Identify and mark the metatarsophalangeal (MTP) joint line. Distract the affected toe with one hand by applying gentle passive flexion while extending the toe. Insert the needle perpendicularly and into the joint space. [3, 5] Avoid extensor tendons. [8, 6]

A study by Manadan et al found that fluoroscopy-guided arthrocentesis of the first MTP joint, as well as of the radiocarpal joint, was more accurate than traditional palpation-guided joint aspiration. [9] Ultrasonographic guidance has also yielded good results, [10, 11]  though not all authors have found it to be clearly superior to the traditional landmark-based approach. [12]


Analysis of Joint Aspirate

On aspiration, the viscosity, color, and turbidity of the fluid can offer important clues to the diagnosis when inflammation is present. For example, turbidity tends to increase with inflammation. Also, normal synovial fluid should be able to form a string as a result of its high viscosity; however, this is not a very specific sign, in that septic synovial fluid may also be highly viscous. Blood within the fluid may reflect hemarthrosis when seen in large amounts or a traumatic arthrocentesis when less abundant. [2]

Formal fluid analysis of any joint aspirate should include, but is not limited to, the following:

  • Cell count with differential
  • Gram stain and culture
  • Microscopic crystal analysis (with polarized light microscopy)

Typically, white blood cell (WBC) counts higher than 50,000/μL are associated with infectious etiologies. In some cases, however, crystal arthropathies have been known to lead to similarly high counts. When evaluating a sample for crystals, it is important to note that gout’s monosodium urate crystals are needle-shaped and negatively birefringent when viewed with polarized light, whereas pseudogout’s crystals are positively birefringent and rhomboid in shape. [2]
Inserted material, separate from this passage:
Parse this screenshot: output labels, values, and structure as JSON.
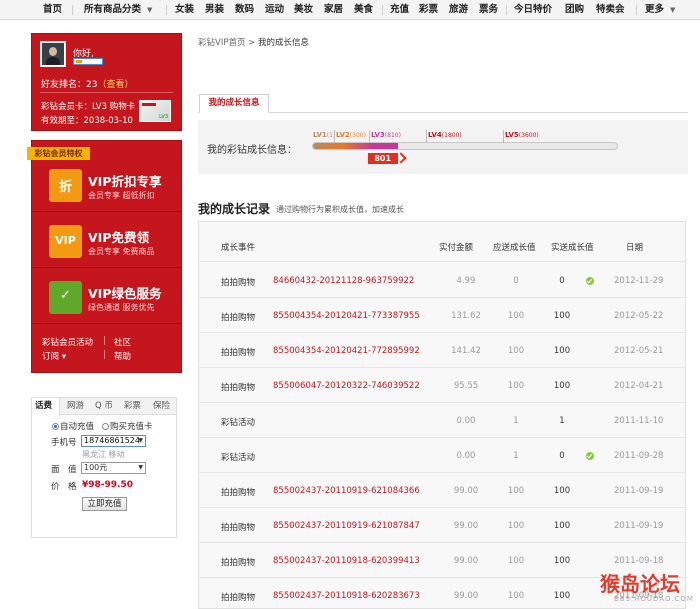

Inflammatory and noninflammatory arthritis are often delineated by a cell count higher than 2000/μL. Inflammatory fluids can often be seen in rheumatoid arthritis and crystal arthropathy. The prototypical noninflammatory arthritis is osteoarthritis; however, crystal arthropathy can have cell counts lower than 2000/μL. Cell counts of approximately 200/μL are often considered normal.